A group of teens recently made a big difference in the lives of a lot of local kids, with the gift of reading.
Assisteens Auxiliary of Assistance League of Newport-Mesa worked hard this year on their first ever “Make a Difference Day Children’s Book Drive,” collecting nearly 7,500 books, all to be donated back to Newport-Mesa unified School District schools.
Out of the national group’s nearly 90 chapters that participated, the Newport-Mesa group collected the most books.
“It’s kids working for kids,” said Tracy Halphide, an Assistance League mother who helped organize the drive. “This is a way (the girls) can dive in and really know they’re making a difference.”
Emily Halphide, 14, from Newport Harbor High School and Emma Kathcart, 13, from Saint Joachim Catholic School in Costa Mesa, both enjoyed the book drive and helped out throughout the entire process.
Books are an important part of learning, they both agreed.
“(The book drive is important because) we’re helping people,” Kathcart said. “People need to read to learn, so, in a way, we’re improving the world’s intelligence.”
They may open it up to more donation methods next year.
“It was our first year, so we threw a lot of (ideas) out there and came back to see what worked,” she said.
About a dozen kids and their mothers gathered recently to sort through the stacks of donated books.
The volunteers went through the books to make sure they were still in good condition and put ALNM stickers inside them. They were then sorted by reading level and packed up.
The Assisteens seventh graders then distributed the books.
They were donated to children served by the organization’s philanthropic programs, the Children Dental Health Center, Operation School Bell and Community Outreach, and several schools in the Newport-Mesa district.
Chris Kjaer, an Assistance League Member and the seventh grade head adviser, was the driving force behind the success of the book drive at the elementary schools.
Some students really got into it, offering rewards for the classes that collected the most books, discussing ideas with the school’s student council, and promoting the project.
The seventh grade class was very successful and collecting the most out of all the classes: 4800 books.
“The seventh grade girls really took it to heart,” Halphide said.
Other schools got really excited about the project as well.
Joe Norris, fifth grade teacher at Victoria Elementary School and Student Peer Adviser, said the book drive was a great success and a very positive experience for all involved.

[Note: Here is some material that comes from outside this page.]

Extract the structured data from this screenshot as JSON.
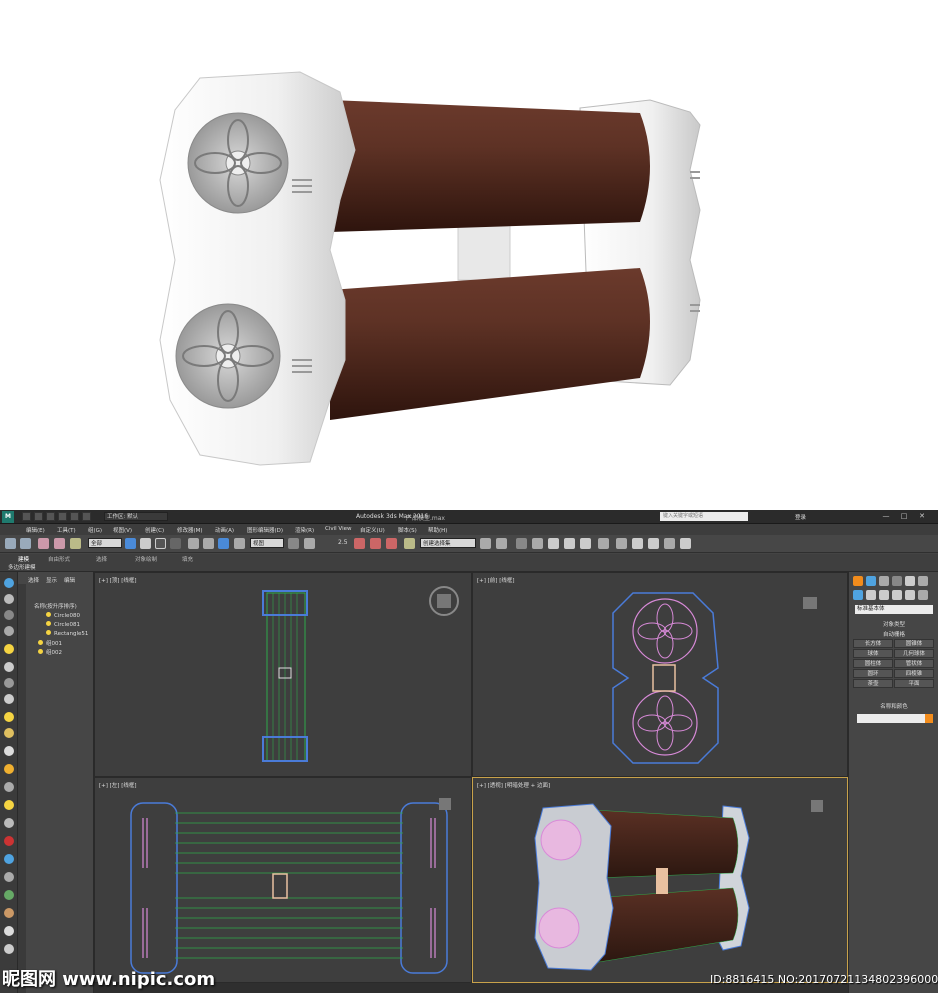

“I was extremely impressed with the professionalism of the young ladies and their parents who organized the drive,” he wrote in an email. “I also can’t say enough about the Victoria community and the way they rose to the challenge. Our student council did a great job of helping each class understand what the book drive was all about, and they responded by giving more than 700 books!”

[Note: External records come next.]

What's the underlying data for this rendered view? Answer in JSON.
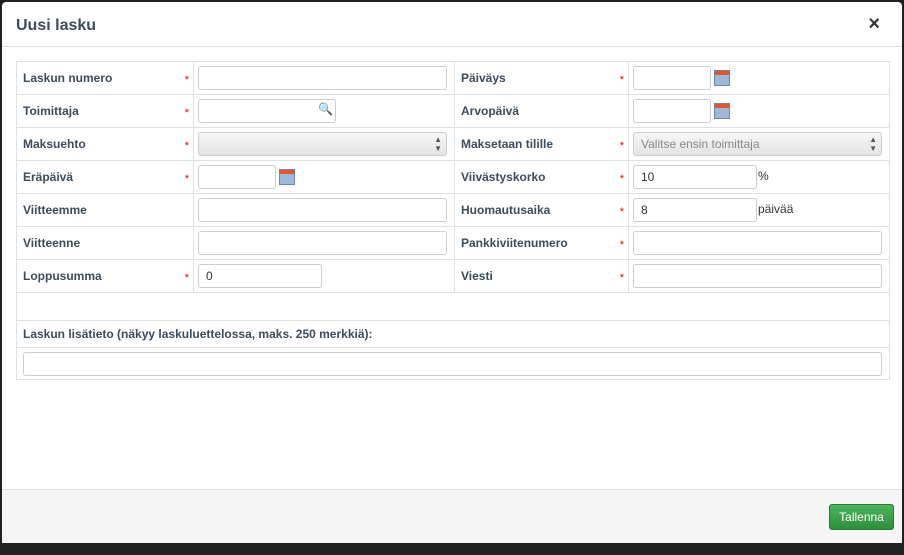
{
  "dialog": {
    "title": "Uusi lasku",
    "close_icon": "×"
  },
  "form": {
    "laskun_numero": {
      "label": "Laskun numero",
      "value": ""
    },
    "toimittaja": {
      "label": "Toimittaja",
      "value": ""
    },
    "maksuehto": {
      "label": "Maksuehto",
      "value": ""
    },
    "erapaiva": {
      "label": "Eräpäivä",
      "value": ""
    },
    "viitteemme": {
      "label": "Viitteemme",
      "value": ""
    },
    "viitteenne": {
      "label": "Viitteenne",
      "value": ""
    },
    "loppusumma": {
      "label": "Loppusumma",
      "value": "0"
    },
    "paivays": {
      "label": "Päiväys",
      "value": ""
    },
    "arvopaiva": {
      "label": "Arvopäivä",
      "value": ""
    },
    "maksetaan_tilille": {
      "label": "Maksetaan tilille",
      "value": "Valitse ensin toimittaja"
    },
    "viivastyskorko": {
      "label": "Viivästyskorko",
      "value": "10",
      "unit": "%"
    },
    "huomautusaika": {
      "label": "Huomautusaika",
      "value": "8",
      "unit": "päivää"
    },
    "pankkiviitenumero": {
      "label": "Pankkiviitenumero",
      "value": ""
    },
    "viesti": {
      "label": "Viesti",
      "value": ""
    },
    "lisatieto": {
      "label": "Laskun lisätieto (näkyy laskuluettelossa, maks. 250 merkkiä):",
      "value": ""
    },
    "required_mark": "*"
  },
  "footer": {
    "save_label": "Tallenna"
  }
}
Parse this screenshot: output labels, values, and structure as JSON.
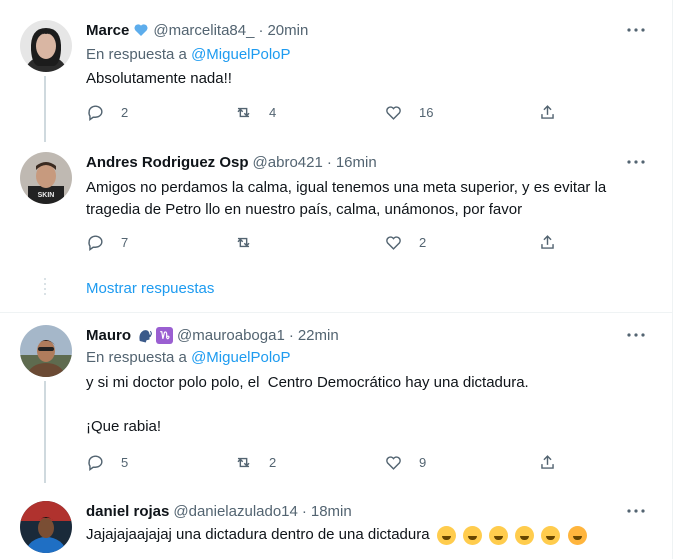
{
  "tweets": [
    {
      "name": "Marce",
      "handle": "@marcelita84_",
      "separator": "·",
      "time": "20min",
      "reply_prefix": "En respuesta a",
      "reply_to": "@MiguelPoloP",
      "text": "Absolutamente nada!!",
      "replies": "2",
      "retweets": "4",
      "likes": "16",
      "badge_icon": "blue-heart"
    },
    {
      "name": "Andres Rodriguez Osp",
      "handle": "@abro421",
      "separator": "·",
      "time": "16min",
      "text": "Amigos no perdamos la calma, igual tenemos una meta superior, y es evitar la tragedia de Petro llo en nuestro país, calma, unámonos, por favor",
      "replies": "7",
      "retweets": "",
      "likes": "2"
    },
    {
      "name": "Mauro",
      "handle": "@mauroaboga1",
      "separator": "·",
      "time": "22min",
      "reply_prefix": "En respuesta a",
      "reply_to": "@MiguelPoloP",
      "text": "y si mi doctor polo polo, el  Centro Democrático hay una dictadura.\n\n¡Que rabia!",
      "replies": "5",
      "retweets": "2",
      "likes": "9",
      "badge_icons": [
        "speaking-head",
        "capricorn-sign"
      ]
    },
    {
      "name": "daniel rojas",
      "handle": "@danielazulado14",
      "separator": "·",
      "time": "18min",
      "text": "Jajajajaajajaj una dictadura dentro de una dictadura",
      "emoji_icons": [
        "joy",
        "joy",
        "joy",
        "joy",
        "joy",
        "yawning"
      ]
    }
  ],
  "show_replies": "Mostrar respuestas",
  "colors": {
    "accent": "#1d9bf0",
    "secondary": "#536471",
    "border": "#eff3f4"
  }
}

The number of books Victoria Elementary collected is even more impressive since the book drive was sandwiched between the school’s annual canned food drive and annual Make-A-Wish campaign, both of which also were highly successful.

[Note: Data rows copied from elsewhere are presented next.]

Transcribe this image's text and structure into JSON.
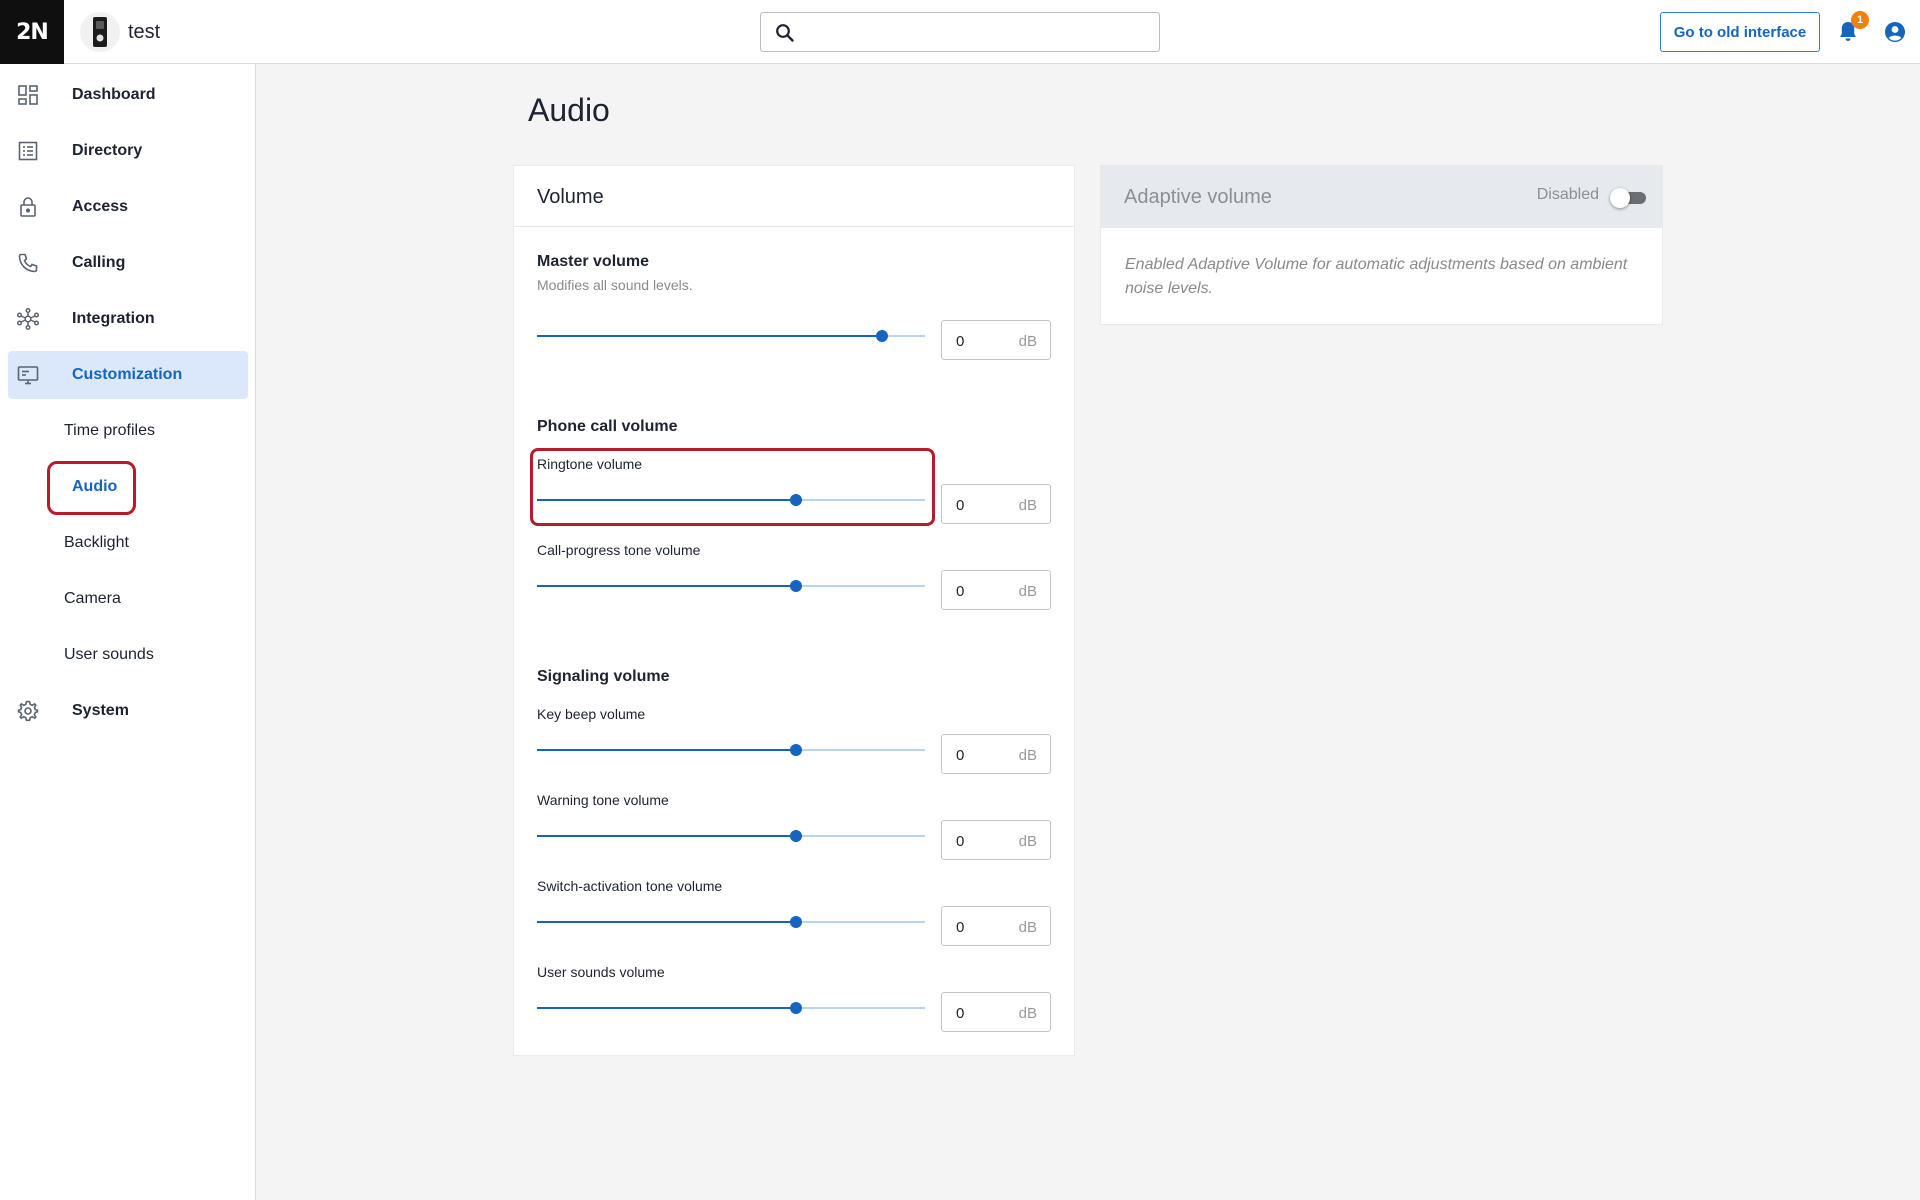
{
  "header": {
    "logo": "2N",
    "device_name": "test",
    "search_placeholder": "",
    "old_interface_label": "Go to old interface",
    "notification_count": "1"
  },
  "sidebar": {
    "items": [
      {
        "label": "Dashboard",
        "icon": "dashboard-icon"
      },
      {
        "label": "Directory",
        "icon": "directory-icon"
      },
      {
        "label": "Access",
        "icon": "lock-icon"
      },
      {
        "label": "Calling",
        "icon": "phone-icon"
      },
      {
        "label": "Integration",
        "icon": "integration-icon"
      },
      {
        "label": "Customization",
        "icon": "monitor-icon",
        "active": true
      },
      {
        "label": "System",
        "icon": "gear-icon"
      }
    ],
    "sub_items": [
      {
        "label": "Time profiles"
      },
      {
        "label": "Audio",
        "active": true
      },
      {
        "label": "Backlight"
      },
      {
        "label": "Camera"
      },
      {
        "label": "User sounds"
      }
    ]
  },
  "page": {
    "title": "Audio"
  },
  "volume": {
    "title": "Volume",
    "master": {
      "title": "Master volume",
      "hint": "Modifies all sound levels.",
      "level": 0.89,
      "value": "0",
      "unit": "dB"
    },
    "phone_title": "Phone call volume",
    "ringtone": {
      "label": "Ringtone volume",
      "level": 0.667,
      "value": "0",
      "unit": "dB"
    },
    "call_progress": {
      "label": "Call-progress tone volume",
      "level": 0.667,
      "value": "0",
      "unit": "dB"
    },
    "signaling_title": "Signaling volume",
    "key_beep": {
      "label": "Key beep volume",
      "level": 0.667,
      "value": "0",
      "unit": "dB"
    },
    "warning": {
      "label": "Warning tone volume",
      "level": 0.667,
      "value": "0",
      "unit": "dB"
    },
    "switch_activation": {
      "label": "Switch-activation tone volume",
      "level": 0.667,
      "value": "0",
      "unit": "dB"
    },
    "user_sounds": {
      "label": "User sounds volume",
      "level": 0.667,
      "value": "0",
      "unit": "dB"
    }
  },
  "adaptive": {
    "title": "Adaptive volume",
    "state": "Disabled",
    "enabled": false,
    "description": "Enabled Adaptive Volume for automatic adjustments based on ambient noise levels."
  },
  "colors": {
    "accent": "#1565c0",
    "highlight": "#b81c2c",
    "badge": "#f08010"
  }
}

“There is no doubt that Victoria kids and their families care deeply about the needs of others,” Norris said. “We are indeed looking forward to working with the book drive organizers again next year and hope that those who benefited from the drive will develop into voracious readers and lifelong learners!”
It’s a great habit to get into at a young age, Tracy Halphide said.
The Assistance League of Newport- Mesa programs helped more than 5,800 children in the Costa Mesa and Newport Beach communities last year.
The book drive is another way the organization can help kids in need in the community, Tracy Halphide said.
“A book really opens up a child’s mind,” she said.
Her daughter agrees.
“I really love reading because you can get transported away,” Emily Halphide said, “and I feel like everyone should get that opportunity.”
The NMUSD schools involved with the book drive include: Anderson, Davis, Eastbluff, Kaiser, Lincoln, Mariners, Rea, and Victoria elementary schools, Ensign Intermediate, and Newport Harbor and Corona Del Mar high schools.
For more information, visit alnm.org.